> _What the exercise asks_
Report how many lines of the records below include the word "title". Give nothing but the number.

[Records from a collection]
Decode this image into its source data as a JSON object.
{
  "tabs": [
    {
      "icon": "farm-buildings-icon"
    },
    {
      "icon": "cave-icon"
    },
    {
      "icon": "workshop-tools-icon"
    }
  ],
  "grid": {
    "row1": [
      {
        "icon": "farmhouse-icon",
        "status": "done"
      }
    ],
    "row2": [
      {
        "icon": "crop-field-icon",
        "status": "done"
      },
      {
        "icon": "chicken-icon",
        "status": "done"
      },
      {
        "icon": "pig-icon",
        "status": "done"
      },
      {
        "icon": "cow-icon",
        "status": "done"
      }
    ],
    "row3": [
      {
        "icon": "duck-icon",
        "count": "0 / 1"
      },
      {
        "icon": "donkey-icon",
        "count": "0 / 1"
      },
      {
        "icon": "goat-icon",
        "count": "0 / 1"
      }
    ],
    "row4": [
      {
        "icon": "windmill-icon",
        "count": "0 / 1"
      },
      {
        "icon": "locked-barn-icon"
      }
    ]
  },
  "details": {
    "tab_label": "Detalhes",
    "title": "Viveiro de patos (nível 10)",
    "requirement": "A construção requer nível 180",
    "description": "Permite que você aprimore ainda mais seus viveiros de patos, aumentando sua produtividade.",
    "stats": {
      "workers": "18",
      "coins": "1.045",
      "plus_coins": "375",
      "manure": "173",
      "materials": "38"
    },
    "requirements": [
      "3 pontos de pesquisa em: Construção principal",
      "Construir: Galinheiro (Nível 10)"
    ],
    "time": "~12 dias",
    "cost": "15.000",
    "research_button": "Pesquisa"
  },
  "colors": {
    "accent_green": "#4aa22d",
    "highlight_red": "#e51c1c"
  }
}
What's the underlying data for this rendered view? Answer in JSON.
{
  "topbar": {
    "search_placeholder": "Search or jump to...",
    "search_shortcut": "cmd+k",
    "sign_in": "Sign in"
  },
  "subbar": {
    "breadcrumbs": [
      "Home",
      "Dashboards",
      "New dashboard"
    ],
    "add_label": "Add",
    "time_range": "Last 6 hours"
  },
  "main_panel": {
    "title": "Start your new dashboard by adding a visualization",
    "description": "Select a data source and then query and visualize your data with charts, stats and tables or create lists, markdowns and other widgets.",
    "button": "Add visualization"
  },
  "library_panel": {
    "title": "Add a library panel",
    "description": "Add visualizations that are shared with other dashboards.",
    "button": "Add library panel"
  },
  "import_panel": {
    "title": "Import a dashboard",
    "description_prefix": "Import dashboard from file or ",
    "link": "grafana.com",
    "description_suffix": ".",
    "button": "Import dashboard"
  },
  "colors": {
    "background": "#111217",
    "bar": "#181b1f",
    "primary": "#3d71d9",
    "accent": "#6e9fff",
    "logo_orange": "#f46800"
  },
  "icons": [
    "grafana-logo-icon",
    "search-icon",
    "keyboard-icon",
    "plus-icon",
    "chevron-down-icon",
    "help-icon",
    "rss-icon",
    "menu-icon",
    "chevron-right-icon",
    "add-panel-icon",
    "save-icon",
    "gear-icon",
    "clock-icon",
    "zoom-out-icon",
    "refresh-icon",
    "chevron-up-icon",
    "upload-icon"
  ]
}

> _Answer to this problem_
4